The ecclesiastical parish of Monks Kirby still includes several neighbouring villages and hamlets: Pailton, Stretton-under-Fosse, Newbold Revel, Copston, Brockhurst, Street-Ashton and Easenhall. Historically, there was also a further hamlet in the parish of Monks Kirby: the village of Cestersover, abandoned in the Middle Ages.
Roman Catholic Community
There is also the Catholic St Joseph's Church, built in the 1990s to a design by the architect John Holmes. This church was consecrated by the Archbishop of Birmingham, Bernard Longley, on 11 July 2012, the feast of St Benedict.
The cemetery on the outskirts of Monks Kirby is a Roman Catholic burial site, originally a private graveyard for the Feilding family (the family of the Earls of Denbigh, many of whom practice Roman Catholicism following the conversion of the 8th Earl in 1850). Today the Catholic cemetery is used for burials from St Joseph's.
St Joseph's continues to be a vibrant worshipping community today. A daily Mass is celebrated (in Church or at Mater Ecclesiae), and a large congregation gathers on Sunday from the parish which spreads well beyond the small village of Monks Kirby. There is an active children’s liturgy group and a very lively Union of Catholic Mothers Group and a St Stephen's Guild for Altar Servers.
Highlights during the year include the well attended Annual May Procession when the parish process in honour of Our Lady ending with the crowning of the statue and Benediction of the Blessed Sacrament. There is also a Corpus Christi procession in June from the Village Green to St Joseph's.
Children from the Parish attend the Revel School, which is possibly unique in that it is a Church of England school with Catholic provision and Catechesis. Children from the school regularly visit the Church for worship and are prepared through the school for their First Holy Communion. St Joseph's is committed to maintaining good relationships with the school and also with the Revel Churches Together which includes the Anglican and URC Churches.
Within the parish (at Street Ashton) is the convent of The Congregation of Mater Ecclesiae. This is a religious community for older woman who have a late vocation to the religious life. Masses and pastoral visiting also takes place at St Mary's Nursing Home and Ben Town Thornes which are situated in the parish.
The Earls of Denbigh
The Earl of Denbigh - whose family once owned most of the homes in the village and much of the land around it - lives on his ancestral estate Newnham Paddox neighbouring the village. The large mansion house of Newnham Paddox was demolished after receiving water damage resulting from the thawing of frozen pipes at a time when the family was hit by heavy death duties in 1952, though landscaped gardens designed by Capability Brown remain. The current Earl lives in smaller house on the same site.
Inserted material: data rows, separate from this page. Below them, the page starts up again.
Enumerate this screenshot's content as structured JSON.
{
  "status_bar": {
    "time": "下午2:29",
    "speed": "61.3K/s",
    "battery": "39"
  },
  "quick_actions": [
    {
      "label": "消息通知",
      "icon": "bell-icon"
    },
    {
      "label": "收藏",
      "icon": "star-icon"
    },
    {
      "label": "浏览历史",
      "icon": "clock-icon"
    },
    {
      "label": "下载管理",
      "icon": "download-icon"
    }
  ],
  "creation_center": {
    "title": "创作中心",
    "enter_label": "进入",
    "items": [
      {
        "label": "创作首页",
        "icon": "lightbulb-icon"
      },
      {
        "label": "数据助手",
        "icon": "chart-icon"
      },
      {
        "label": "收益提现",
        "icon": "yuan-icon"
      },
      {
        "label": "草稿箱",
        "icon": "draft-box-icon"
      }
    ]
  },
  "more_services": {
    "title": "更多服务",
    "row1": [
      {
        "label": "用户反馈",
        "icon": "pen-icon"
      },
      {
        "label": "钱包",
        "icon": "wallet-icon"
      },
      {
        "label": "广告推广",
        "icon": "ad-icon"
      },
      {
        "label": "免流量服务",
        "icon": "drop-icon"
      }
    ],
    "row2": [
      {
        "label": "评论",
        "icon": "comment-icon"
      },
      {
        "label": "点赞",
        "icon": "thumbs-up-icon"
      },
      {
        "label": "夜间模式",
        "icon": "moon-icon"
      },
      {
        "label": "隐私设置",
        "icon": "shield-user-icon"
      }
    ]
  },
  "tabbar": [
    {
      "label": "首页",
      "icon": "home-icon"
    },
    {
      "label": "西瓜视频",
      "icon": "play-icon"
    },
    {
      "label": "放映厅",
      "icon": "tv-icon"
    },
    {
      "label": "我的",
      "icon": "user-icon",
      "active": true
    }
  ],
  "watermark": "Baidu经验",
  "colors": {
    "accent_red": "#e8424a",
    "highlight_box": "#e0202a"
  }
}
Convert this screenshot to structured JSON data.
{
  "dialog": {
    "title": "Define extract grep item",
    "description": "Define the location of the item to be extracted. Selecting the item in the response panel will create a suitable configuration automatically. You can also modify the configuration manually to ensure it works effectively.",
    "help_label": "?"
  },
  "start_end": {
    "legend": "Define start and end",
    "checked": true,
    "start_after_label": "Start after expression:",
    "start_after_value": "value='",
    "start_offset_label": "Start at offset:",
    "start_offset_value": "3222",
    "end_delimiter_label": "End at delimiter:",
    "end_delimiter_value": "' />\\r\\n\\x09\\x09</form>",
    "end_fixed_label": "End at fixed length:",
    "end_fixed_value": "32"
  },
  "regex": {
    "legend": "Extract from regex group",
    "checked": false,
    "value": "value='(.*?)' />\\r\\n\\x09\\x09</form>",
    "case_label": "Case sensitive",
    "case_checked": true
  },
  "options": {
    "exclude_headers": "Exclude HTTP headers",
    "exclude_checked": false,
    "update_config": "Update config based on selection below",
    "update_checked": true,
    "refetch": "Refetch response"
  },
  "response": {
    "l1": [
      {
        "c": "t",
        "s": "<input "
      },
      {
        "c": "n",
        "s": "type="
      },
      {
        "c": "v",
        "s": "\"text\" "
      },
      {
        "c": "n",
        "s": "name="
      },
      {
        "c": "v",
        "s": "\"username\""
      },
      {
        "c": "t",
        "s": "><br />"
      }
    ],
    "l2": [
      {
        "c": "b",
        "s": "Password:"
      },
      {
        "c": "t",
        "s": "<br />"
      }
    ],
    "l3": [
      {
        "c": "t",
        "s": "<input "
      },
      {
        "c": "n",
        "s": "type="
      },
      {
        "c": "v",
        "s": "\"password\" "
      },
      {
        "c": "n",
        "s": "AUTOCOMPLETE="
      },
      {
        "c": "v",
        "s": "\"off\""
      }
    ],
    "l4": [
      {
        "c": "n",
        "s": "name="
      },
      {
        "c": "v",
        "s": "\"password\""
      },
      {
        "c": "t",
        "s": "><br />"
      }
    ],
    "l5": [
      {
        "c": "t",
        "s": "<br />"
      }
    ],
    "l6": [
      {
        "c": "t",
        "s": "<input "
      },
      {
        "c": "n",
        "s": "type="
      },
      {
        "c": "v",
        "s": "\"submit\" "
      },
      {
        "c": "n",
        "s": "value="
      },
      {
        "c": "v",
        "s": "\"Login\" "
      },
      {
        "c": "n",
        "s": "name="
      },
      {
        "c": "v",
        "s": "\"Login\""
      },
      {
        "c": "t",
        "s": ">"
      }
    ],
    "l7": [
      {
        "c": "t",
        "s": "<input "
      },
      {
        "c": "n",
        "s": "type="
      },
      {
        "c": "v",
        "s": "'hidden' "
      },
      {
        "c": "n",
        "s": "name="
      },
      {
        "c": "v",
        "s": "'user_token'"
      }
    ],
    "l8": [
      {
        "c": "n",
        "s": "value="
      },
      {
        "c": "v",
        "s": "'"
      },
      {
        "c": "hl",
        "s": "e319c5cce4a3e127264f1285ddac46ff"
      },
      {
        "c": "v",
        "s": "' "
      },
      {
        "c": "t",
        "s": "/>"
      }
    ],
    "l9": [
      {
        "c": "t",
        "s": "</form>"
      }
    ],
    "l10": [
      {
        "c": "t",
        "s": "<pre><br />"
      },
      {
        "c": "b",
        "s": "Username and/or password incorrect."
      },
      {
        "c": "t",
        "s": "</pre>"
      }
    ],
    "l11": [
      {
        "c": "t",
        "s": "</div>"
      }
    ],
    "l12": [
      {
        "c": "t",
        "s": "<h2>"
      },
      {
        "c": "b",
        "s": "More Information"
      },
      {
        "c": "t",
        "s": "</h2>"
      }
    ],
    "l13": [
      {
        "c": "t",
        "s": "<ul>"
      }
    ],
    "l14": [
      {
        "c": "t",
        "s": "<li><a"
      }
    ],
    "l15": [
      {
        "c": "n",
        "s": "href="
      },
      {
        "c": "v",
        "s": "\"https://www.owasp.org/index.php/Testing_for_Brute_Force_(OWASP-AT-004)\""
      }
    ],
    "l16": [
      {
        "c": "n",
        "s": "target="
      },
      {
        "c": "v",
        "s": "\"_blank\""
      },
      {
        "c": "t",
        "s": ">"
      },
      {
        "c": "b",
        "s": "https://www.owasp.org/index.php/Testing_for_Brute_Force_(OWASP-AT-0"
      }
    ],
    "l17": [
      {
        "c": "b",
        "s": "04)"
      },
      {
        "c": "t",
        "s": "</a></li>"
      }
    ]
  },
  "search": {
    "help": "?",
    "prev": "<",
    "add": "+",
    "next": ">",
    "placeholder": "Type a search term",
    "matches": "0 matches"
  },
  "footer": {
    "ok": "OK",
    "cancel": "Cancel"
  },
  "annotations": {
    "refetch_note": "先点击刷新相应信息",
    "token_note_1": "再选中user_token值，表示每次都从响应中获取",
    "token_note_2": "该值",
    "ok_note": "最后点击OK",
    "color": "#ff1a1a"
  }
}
Monks Kirby has two pubs, the Denbigh Arms which is next to the church and the Bell Inn, at the end of Bell Lane.
- Warwickshire Towns & Villages, by Geoff Allen (2000) (ISBN 1-85058-642-X)
- ONS Neighbourhood Statsitics
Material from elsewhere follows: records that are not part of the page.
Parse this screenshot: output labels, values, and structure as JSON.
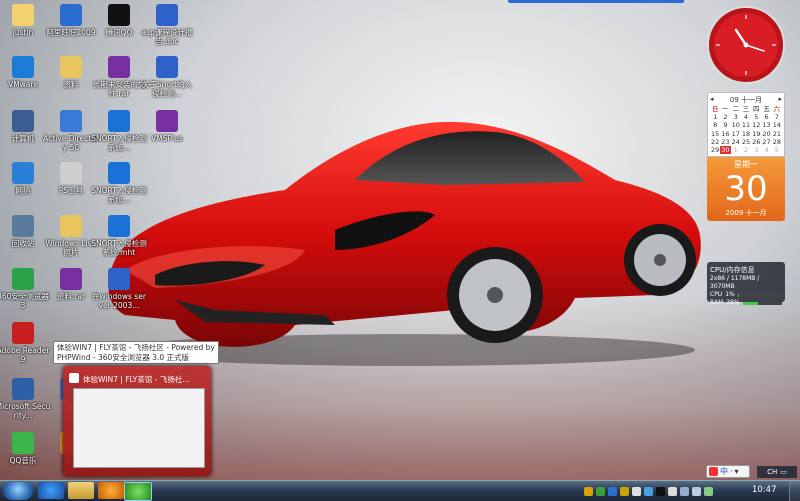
{
  "desktop_icons": [
    {
      "label": "justin"
    },
    {
      "label": "阿里旺旺2009"
    },
    {
      "label": "腾讯QQ"
    },
    {
      "label": "asp课程设计报告.doc"
    },
    {
      "label": "VMware"
    },
    {
      "label": "资料"
    },
    {
      "label": "长期未安装的文件.rar"
    },
    {
      "label": "关于Snort的入侵检测..."
    },
    {
      "label": "计算机"
    },
    {
      "label": "Active Directory 50"
    },
    {
      "label": "SNORT入侵检测系统..."
    },
    {
      "label": "VMSPlus"
    },
    {
      "label": "网络"
    },
    {
      "label": "PS工具"
    },
    {
      "label": "SNORT入侵检测系统..."
    },
    {
      "label": "回收站"
    },
    {
      "label": "Windows Live 照片"
    },
    {
      "label": "SNORT入侵检测系统.mht"
    },
    {
      "label": "360安全浏览器 3"
    },
    {
      "label": "资料.rar"
    },
    {
      "label": "在windows server 2003..."
    },
    {
      "label": "Adobe Reader 9"
    },
    {
      "label": "Microsoft Security..."
    },
    {
      "label": "税"
    },
    {
      "label": "QQ音乐"
    },
    {
      "label": "播下"
    }
  ],
  "calendar": {
    "header": "09 十一月",
    "weekdays": [
      "日",
      "一",
      "二",
      "三",
      "四",
      "五",
      "六"
    ],
    "days": [
      "1",
      "2",
      "3",
      "4",
      "5",
      "6",
      "7",
      "8",
      "9",
      "10",
      "11",
      "12",
      "13",
      "14",
      "15",
      "16",
      "17",
      "18",
      "19",
      "20",
      "21",
      "22",
      "23",
      "24",
      "25",
      "26",
      "27",
      "28",
      "29",
      "30",
      "1",
      "2",
      "3",
      "4",
      "5"
    ],
    "today": "30",
    "big_weekday": "星期一",
    "big_day": "30",
    "big_yearmonth": "2009 十一月"
  },
  "cpu_gadget": {
    "title": "CPU/内存信息",
    "memory": "2x86 / 1178MB / 3070MB",
    "cpu_label": "CPU",
    "cpu_value": "1%",
    "cpu_fraction": 0.01,
    "ram_label": "RAM",
    "ram_value": "38%",
    "ram_fraction": 0.38
  },
  "tooltip": {
    "text": "体验WIN7 | FLY茶馆 - 飞扬社区 - Powered by PHPWind - 360安全浏览器 3.0 正式版"
  },
  "thumbnail": {
    "title": "体验WIN7 | FLY茶馆 - 飞扬社..."
  },
  "taskbar": {
    "time": "10:47",
    "ime_label": "中",
    "lang_label": "CH"
  },
  "colors": {
    "car_red": "#e01010",
    "taskbar_dark": "#1b2638",
    "calendar_orange": "#f07a20"
  }
}
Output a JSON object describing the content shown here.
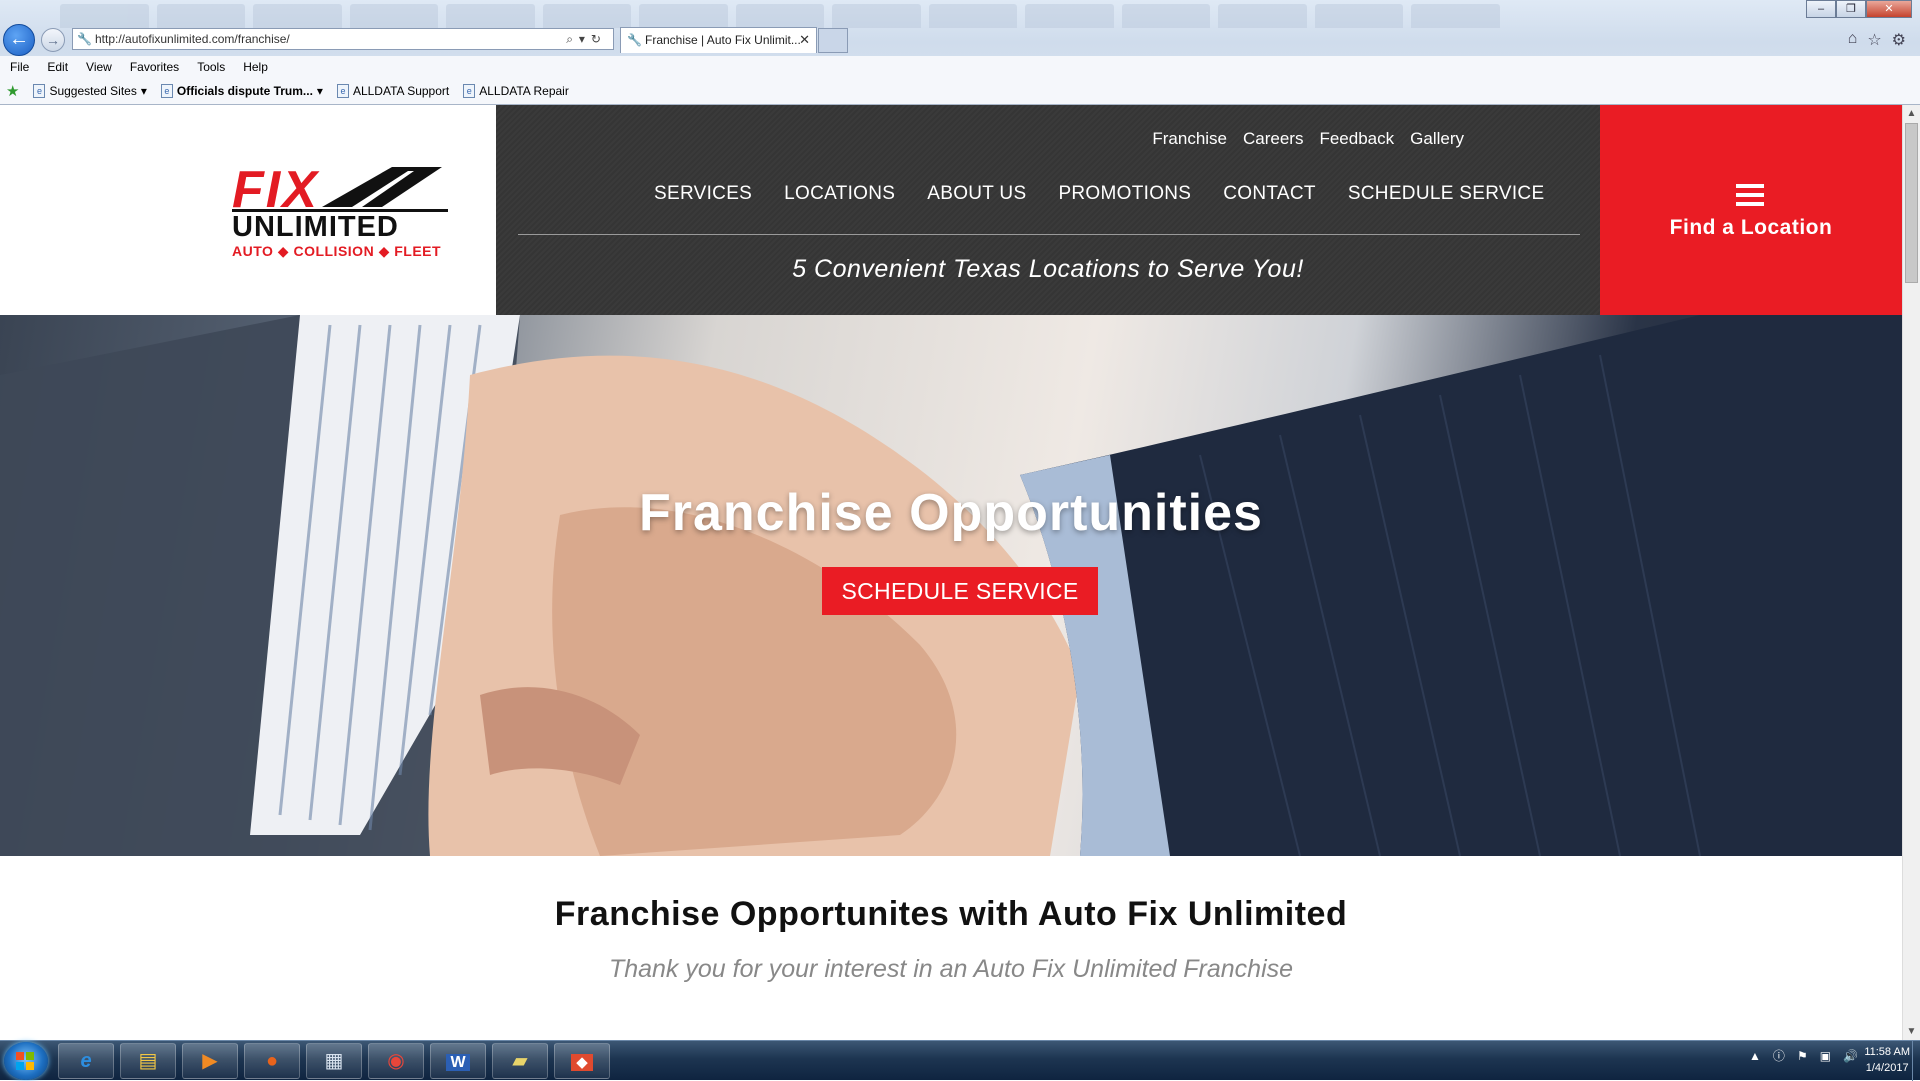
{
  "browser": {
    "address_url": "http://autofixunlimited.com/franchise/",
    "active_tab_title": "Franchise | Auto Fix Unlimit...",
    "menu": [
      "File",
      "Edit",
      "View",
      "Favorites",
      "Tools",
      "Help"
    ],
    "favorites": [
      {
        "label": "Suggested Sites",
        "dropdown": true,
        "bold": false
      },
      {
        "label": "Officials dispute Trum...",
        "dropdown": true,
        "bold": true
      },
      {
        "label": "ALLDATA Support",
        "dropdown": false,
        "bold": false
      },
      {
        "label": "ALLDATA Repair",
        "dropdown": false,
        "bold": false
      }
    ],
    "window_buttons": {
      "minimize": "–",
      "restore": "❐",
      "close": "✕"
    }
  },
  "site": {
    "logo": {
      "brand_top": "FIX",
      "brand_middle": "UNLIMITED",
      "brand_sub": "AUTO ◆ COLLISION ◆ FLEET"
    },
    "top_links": [
      "Franchise",
      "Careers",
      "Feedback",
      "Gallery"
    ],
    "main_nav": [
      "SERVICES",
      "LOCATIONS",
      "ABOUT US",
      "PROMOTIONS",
      "CONTACT",
      "SCHEDULE SERVICE"
    ],
    "tagline": "5 Convenient Texas Locations to Serve You!",
    "find_location": "Find a Location",
    "hero": {
      "title": "Franchise Opportunities",
      "button": "SCHEDULE SERVICE"
    },
    "intro": {
      "title": "Franchise Opportunites with Auto Fix Unlimited",
      "subtitle": "Thank you for your interest in an Auto Fix Unlimited Franchise"
    }
  },
  "taskbar": {
    "apps": [
      "internet-explorer",
      "file-explorer",
      "media-player",
      "firefox",
      "calculator",
      "chrome",
      "word",
      "folder-share",
      "git"
    ],
    "clock_time": "11:58 AM",
    "clock_date": "1/4/2017"
  },
  "colors": {
    "brand_red": "#ea1c24",
    "nav_dark": "#3a3a3a"
  }
}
- "House of Carthusian Monks 30. The Priory of Axholme (reproducing text from "A History of the County of Lincolnshire, Vol. 2", Page, pub 1906)". British History Online. Retrieved 20 December 2009.
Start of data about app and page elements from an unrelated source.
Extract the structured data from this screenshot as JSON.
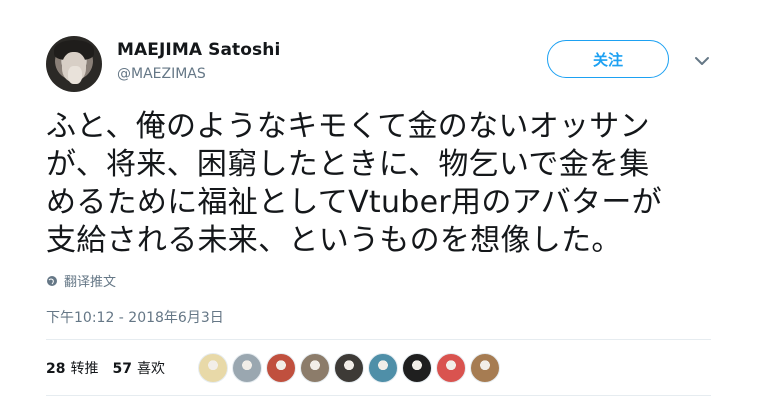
{
  "user": {
    "name": "MAEJIMA Satoshi",
    "handle": "@MAEZIMAS"
  },
  "follow_button": "关注",
  "tweet": {
    "lines": [
      "ふと、俺のようなキモくて金のないオッサン",
      "が、将来、困窮したときに、物乞いで金を集",
      "めるために福祉としてVtuber用のアバターが",
      "支給される未来、というものを想像した。"
    ],
    "translate_label": "翻译推文",
    "timestamp": "下午10:12 - 2018年6月3日"
  },
  "stats": {
    "retweets_count": "28",
    "retweets_label": "转推",
    "likes_count": "57",
    "likes_label": "喜欢"
  },
  "colors": {
    "accent": "#1da1f2",
    "muted": "#657786",
    "text": "#14171a",
    "divider": "#e6ecf0"
  },
  "liker_avatars": [
    {
      "icon": "liker-avatar-1",
      "color": "#e8d9a8"
    },
    {
      "icon": "liker-avatar-2",
      "color": "#9aa7b0"
    },
    {
      "icon": "liker-avatar-3",
      "color": "#c0503e"
    },
    {
      "icon": "liker-avatar-4",
      "color": "#8c7c6a"
    },
    {
      "icon": "liker-avatar-5",
      "color": "#3d3a36"
    },
    {
      "icon": "liker-avatar-6",
      "color": "#4f8fa8"
    },
    {
      "icon": "liker-avatar-7",
      "color": "#1f1f1f"
    },
    {
      "icon": "liker-avatar-8",
      "color": "#d9534f"
    },
    {
      "icon": "liker-avatar-9",
      "color": "#a67c52"
    }
  ]
}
- "'The hundred of Knightlow', A History of the County of Warwick: Volume 6: Knightlow hundred (1951)". British History Online. Retrieved 3 January 2011.
|Wikimedia Commons has media related to Monks Kirby.|